WHAT YOU SHOULD DO: Each line in the entries that has the word "FREE" has to be copied.

[Element data from apps and pages]

———

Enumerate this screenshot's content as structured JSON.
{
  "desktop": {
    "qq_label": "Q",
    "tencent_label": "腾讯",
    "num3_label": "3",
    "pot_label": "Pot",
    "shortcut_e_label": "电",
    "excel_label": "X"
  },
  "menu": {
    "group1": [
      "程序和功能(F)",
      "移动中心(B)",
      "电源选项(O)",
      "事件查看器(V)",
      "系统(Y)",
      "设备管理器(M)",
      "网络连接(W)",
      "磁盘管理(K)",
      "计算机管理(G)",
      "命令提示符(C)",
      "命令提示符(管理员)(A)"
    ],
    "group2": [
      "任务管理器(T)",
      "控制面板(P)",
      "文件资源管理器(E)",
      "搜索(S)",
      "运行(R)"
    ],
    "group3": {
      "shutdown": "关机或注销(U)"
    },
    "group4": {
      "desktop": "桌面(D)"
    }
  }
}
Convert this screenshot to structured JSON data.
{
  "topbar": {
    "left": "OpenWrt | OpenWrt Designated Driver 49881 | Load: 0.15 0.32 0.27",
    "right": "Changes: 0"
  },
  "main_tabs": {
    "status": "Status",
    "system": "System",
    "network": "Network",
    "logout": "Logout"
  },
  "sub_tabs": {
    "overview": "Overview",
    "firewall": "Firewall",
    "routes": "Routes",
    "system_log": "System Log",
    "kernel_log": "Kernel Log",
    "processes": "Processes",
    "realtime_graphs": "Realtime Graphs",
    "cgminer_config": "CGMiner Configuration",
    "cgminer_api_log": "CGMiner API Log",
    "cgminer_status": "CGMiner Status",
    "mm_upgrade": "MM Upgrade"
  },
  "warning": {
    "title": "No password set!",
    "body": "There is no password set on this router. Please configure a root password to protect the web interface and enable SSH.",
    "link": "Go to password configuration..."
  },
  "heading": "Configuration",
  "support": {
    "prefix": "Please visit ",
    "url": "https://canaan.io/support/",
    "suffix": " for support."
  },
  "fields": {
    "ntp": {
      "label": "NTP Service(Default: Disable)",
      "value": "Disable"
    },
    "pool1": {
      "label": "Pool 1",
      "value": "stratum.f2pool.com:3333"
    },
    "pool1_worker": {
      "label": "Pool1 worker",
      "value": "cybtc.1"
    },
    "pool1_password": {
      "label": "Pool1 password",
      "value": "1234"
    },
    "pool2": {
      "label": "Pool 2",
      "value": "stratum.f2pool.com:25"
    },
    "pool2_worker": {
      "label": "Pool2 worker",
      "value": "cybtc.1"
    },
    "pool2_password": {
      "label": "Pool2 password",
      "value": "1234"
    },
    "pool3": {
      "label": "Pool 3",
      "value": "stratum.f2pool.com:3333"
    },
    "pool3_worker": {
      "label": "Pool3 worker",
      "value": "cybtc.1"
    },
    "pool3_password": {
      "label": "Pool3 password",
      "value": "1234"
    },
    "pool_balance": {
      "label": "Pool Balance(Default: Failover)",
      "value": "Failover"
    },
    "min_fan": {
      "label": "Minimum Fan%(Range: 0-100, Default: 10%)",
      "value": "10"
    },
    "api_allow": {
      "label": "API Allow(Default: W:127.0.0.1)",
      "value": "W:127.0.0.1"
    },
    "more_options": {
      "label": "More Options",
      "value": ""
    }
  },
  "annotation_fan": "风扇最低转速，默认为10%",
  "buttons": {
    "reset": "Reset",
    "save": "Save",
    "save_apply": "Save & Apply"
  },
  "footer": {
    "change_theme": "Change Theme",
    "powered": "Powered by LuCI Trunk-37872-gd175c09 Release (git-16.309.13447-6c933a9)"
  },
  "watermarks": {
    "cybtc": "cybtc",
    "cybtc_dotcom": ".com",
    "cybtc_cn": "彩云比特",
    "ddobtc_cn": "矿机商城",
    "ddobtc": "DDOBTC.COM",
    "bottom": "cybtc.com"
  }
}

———

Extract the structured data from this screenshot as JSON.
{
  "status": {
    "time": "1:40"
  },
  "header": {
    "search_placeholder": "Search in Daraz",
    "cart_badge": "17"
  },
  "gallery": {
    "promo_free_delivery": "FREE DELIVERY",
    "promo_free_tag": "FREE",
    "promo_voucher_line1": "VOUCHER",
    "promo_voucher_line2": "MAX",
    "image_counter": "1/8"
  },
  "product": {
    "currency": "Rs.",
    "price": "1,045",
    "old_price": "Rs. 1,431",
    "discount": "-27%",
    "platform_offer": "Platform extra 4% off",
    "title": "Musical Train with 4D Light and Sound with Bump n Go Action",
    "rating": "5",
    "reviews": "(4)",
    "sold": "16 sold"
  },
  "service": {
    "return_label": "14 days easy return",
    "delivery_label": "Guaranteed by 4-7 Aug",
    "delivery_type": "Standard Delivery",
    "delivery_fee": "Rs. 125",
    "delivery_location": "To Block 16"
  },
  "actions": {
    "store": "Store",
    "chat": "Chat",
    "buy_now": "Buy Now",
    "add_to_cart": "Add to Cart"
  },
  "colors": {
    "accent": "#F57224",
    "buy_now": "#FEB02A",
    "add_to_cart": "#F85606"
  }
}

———

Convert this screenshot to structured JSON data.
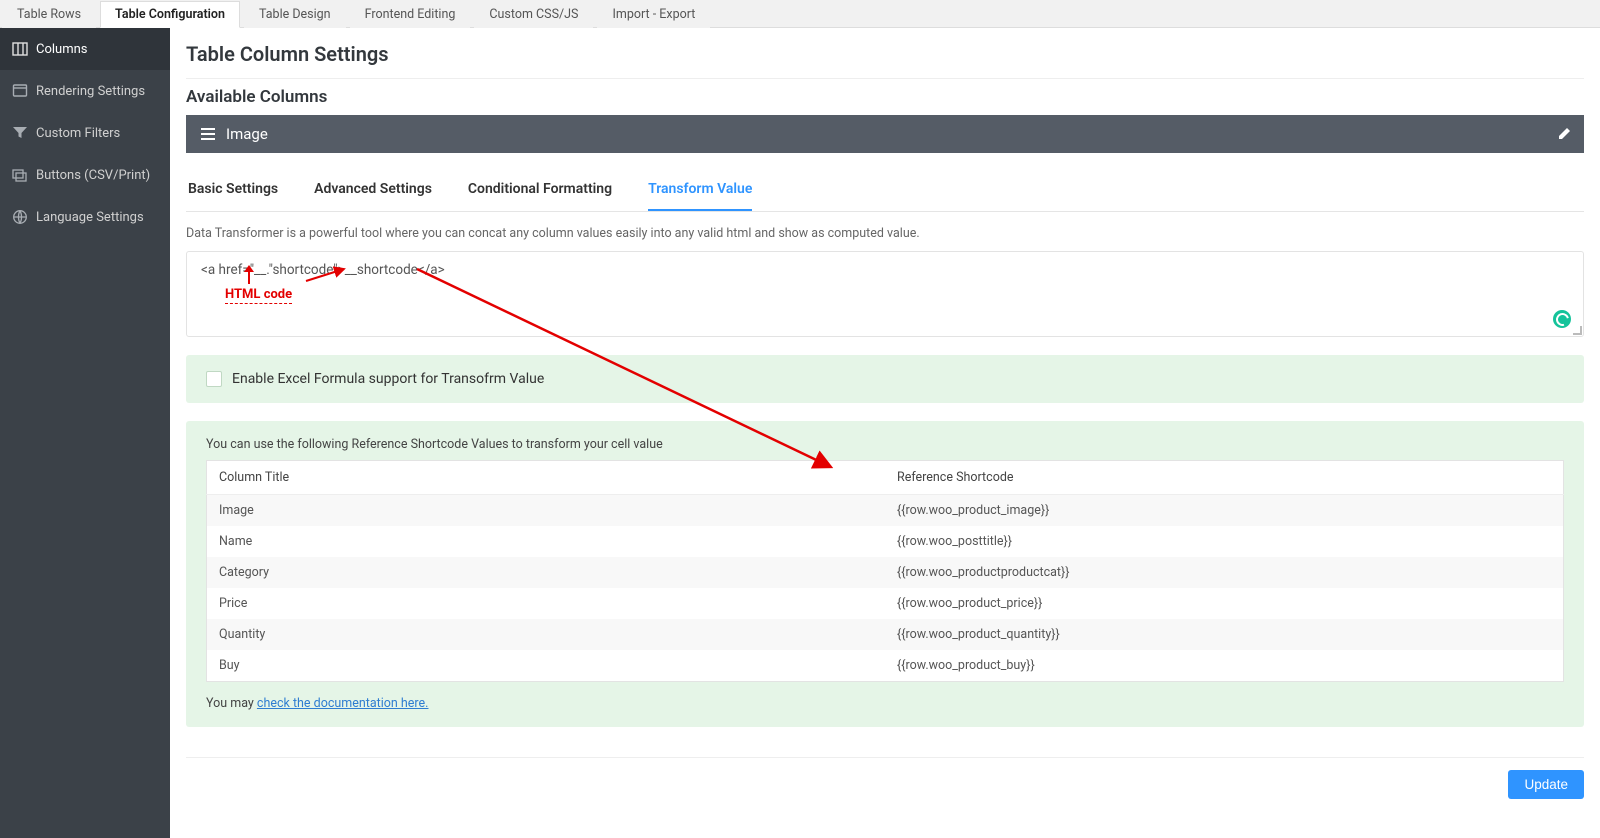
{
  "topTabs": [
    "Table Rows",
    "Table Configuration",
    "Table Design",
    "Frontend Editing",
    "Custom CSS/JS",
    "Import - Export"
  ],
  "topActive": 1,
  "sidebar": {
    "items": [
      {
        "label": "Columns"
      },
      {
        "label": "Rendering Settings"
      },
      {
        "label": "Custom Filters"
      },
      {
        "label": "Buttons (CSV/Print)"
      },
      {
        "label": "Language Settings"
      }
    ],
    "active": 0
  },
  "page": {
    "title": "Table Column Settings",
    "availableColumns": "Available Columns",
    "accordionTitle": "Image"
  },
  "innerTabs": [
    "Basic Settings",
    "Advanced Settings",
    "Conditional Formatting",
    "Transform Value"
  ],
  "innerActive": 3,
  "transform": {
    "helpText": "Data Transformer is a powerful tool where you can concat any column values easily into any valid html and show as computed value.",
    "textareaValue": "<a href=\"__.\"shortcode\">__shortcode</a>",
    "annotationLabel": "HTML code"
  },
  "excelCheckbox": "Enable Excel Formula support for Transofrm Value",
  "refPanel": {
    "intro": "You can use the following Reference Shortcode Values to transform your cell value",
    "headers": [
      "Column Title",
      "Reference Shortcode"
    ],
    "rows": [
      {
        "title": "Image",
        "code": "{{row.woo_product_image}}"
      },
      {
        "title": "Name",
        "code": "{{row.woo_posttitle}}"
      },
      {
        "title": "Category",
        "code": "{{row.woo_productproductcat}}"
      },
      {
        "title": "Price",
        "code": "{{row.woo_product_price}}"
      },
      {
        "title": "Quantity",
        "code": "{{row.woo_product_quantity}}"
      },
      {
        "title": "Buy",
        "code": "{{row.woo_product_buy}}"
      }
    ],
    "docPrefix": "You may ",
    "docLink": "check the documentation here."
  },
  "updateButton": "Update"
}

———

EXPECTED ANSWER:
    "promo_free_delivery": "FREE DELIVERY",
    "promo_free_tag": "FREE",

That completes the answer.